↓↓↓
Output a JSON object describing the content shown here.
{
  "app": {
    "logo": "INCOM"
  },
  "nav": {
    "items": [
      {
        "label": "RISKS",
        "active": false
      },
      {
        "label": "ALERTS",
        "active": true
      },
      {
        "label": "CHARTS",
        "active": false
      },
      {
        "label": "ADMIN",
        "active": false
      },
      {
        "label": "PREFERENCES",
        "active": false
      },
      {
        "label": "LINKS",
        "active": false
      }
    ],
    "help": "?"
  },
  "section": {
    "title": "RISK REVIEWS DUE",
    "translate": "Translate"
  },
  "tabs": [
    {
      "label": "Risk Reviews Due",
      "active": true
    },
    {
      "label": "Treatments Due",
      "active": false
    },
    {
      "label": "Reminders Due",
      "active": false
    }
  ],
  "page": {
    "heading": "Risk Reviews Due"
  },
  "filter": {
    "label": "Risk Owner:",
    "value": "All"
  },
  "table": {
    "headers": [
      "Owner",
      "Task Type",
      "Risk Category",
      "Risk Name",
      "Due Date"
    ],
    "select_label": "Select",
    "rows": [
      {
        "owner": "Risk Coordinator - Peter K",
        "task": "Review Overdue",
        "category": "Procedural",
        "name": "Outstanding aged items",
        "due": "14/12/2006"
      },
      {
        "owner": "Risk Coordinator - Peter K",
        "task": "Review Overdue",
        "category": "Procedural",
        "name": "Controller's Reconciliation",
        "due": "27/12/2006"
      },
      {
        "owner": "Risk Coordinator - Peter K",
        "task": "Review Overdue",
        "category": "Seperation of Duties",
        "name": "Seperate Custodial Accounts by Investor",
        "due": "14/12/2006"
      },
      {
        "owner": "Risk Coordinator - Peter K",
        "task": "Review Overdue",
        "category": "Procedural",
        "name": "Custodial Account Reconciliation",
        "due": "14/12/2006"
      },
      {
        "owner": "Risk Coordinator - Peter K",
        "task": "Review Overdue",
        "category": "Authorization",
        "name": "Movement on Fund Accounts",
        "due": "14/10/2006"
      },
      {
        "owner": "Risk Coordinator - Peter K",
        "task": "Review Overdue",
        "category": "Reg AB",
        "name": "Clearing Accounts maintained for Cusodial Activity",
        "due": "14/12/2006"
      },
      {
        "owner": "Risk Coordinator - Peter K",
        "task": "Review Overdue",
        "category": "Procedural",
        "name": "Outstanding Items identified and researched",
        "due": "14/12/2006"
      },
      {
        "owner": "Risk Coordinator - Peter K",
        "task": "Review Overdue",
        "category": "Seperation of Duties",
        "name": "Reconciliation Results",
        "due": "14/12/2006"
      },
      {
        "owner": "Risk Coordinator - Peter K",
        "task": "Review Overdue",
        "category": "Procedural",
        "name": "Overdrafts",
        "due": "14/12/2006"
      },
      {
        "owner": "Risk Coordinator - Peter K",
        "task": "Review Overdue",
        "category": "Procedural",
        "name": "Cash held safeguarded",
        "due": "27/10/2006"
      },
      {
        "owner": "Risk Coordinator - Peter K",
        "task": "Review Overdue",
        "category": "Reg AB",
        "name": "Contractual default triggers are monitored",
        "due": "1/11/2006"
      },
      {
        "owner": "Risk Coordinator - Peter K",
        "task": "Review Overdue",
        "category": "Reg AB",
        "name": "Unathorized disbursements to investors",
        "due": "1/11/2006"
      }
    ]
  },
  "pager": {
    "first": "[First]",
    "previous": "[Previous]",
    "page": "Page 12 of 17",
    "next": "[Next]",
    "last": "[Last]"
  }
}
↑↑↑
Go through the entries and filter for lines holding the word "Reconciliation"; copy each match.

        "name": "Controller's Reconciliation",
        "name": "Custodial Account Reconciliation",
        "name": "Reconciliation Results",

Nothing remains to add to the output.